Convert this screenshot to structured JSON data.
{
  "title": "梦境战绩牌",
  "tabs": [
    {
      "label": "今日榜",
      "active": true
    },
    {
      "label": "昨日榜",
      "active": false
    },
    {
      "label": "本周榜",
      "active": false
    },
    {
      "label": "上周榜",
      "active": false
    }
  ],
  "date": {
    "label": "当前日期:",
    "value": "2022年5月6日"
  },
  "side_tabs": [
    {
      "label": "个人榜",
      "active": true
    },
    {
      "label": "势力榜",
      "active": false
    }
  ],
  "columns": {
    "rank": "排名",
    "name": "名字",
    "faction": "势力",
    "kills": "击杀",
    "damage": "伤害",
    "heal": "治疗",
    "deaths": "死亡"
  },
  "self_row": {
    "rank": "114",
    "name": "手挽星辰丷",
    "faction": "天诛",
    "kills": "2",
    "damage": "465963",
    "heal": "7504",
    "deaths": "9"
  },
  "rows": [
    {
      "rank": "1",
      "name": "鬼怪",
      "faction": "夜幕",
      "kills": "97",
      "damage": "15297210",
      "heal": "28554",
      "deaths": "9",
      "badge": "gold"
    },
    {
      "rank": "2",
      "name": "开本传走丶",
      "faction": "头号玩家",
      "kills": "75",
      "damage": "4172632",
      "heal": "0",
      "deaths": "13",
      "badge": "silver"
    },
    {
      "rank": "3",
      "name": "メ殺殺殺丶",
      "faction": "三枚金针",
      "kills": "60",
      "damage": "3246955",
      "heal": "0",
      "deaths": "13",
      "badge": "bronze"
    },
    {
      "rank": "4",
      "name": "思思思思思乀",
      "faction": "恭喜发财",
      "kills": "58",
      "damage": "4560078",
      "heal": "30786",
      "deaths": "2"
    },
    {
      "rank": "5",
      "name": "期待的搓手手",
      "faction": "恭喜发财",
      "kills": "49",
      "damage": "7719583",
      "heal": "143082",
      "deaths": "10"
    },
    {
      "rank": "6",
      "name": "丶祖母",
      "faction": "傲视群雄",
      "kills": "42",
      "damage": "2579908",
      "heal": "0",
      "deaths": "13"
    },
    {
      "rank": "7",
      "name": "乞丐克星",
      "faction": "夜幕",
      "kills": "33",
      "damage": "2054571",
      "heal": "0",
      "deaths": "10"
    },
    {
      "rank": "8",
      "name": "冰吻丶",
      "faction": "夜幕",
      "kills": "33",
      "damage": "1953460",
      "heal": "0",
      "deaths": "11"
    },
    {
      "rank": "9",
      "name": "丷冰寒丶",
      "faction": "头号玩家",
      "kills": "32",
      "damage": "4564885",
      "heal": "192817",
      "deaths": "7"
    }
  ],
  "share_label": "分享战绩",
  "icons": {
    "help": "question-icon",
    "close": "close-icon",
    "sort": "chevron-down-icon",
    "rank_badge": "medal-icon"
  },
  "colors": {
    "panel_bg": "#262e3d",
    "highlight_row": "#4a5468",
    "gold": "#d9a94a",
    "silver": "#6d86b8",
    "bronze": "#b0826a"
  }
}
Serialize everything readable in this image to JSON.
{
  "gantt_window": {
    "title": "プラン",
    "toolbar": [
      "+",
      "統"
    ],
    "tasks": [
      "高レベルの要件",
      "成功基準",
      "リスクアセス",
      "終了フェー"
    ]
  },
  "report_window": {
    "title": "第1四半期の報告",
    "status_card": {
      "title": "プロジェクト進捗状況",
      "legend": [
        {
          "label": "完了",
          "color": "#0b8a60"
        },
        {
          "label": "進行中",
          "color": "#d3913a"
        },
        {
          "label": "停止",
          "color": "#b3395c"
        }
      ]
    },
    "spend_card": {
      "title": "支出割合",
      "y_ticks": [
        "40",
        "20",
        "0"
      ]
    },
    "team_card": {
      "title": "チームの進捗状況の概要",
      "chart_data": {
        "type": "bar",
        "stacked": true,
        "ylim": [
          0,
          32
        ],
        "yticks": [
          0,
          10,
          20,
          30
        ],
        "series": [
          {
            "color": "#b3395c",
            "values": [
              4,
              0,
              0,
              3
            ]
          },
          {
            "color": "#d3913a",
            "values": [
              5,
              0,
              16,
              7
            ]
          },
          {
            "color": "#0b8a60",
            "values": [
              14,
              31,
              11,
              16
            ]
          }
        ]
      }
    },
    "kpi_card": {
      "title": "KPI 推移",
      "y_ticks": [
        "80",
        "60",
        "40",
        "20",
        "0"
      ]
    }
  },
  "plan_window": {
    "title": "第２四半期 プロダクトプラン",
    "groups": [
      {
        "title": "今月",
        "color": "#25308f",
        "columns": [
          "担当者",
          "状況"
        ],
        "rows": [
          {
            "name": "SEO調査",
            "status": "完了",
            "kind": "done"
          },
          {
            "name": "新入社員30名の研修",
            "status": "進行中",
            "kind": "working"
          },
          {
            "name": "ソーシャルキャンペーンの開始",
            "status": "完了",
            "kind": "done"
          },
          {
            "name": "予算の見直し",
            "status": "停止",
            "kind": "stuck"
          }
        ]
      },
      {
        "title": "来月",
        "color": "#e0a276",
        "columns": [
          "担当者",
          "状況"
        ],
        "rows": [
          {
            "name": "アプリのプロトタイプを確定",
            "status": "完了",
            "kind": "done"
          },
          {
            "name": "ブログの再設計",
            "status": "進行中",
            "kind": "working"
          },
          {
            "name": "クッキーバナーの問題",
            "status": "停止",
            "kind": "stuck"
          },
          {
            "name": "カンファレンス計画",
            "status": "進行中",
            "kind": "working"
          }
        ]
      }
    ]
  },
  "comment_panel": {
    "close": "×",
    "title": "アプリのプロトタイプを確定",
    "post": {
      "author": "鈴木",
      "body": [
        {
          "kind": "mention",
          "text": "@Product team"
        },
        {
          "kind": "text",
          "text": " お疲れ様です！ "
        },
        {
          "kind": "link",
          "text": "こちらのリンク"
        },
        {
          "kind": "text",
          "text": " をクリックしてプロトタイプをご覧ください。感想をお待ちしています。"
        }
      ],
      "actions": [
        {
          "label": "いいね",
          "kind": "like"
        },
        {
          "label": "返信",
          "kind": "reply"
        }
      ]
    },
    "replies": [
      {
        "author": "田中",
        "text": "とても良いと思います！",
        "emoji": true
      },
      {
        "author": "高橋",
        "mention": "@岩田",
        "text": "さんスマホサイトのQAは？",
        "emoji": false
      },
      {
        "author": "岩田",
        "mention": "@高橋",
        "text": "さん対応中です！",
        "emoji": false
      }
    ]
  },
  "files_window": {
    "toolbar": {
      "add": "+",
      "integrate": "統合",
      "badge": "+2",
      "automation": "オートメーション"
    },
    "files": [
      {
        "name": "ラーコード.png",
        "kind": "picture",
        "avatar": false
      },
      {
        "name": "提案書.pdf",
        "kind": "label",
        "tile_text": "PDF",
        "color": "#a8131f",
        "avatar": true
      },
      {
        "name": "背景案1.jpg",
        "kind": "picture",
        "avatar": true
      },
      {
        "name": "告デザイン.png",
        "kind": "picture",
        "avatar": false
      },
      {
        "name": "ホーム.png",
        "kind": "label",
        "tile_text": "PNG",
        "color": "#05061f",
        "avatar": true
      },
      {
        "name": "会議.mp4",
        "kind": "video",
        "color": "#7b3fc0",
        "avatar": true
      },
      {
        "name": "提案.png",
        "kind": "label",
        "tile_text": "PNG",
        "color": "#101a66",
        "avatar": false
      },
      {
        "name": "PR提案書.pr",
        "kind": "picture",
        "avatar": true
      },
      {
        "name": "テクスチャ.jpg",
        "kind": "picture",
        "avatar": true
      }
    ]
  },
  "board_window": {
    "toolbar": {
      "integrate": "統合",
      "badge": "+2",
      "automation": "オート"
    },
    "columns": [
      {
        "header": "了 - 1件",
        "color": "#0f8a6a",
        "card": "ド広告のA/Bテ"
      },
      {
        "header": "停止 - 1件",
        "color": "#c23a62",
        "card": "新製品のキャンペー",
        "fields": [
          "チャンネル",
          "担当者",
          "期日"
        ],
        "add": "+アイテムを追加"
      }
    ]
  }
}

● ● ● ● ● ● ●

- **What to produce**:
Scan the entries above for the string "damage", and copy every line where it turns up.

- **Result of the task**:
    "damage": "伤害",
    "damage": "465963",
      "damage": "15297210",
      "damage": "4172632",
      "damage": "3246955",
      "damage": "4560078",
      "damage": "7719583",
      "damage": "2579908",
      "damage": "2054571",
      "damage": "1953460",
      "damage": "4564885",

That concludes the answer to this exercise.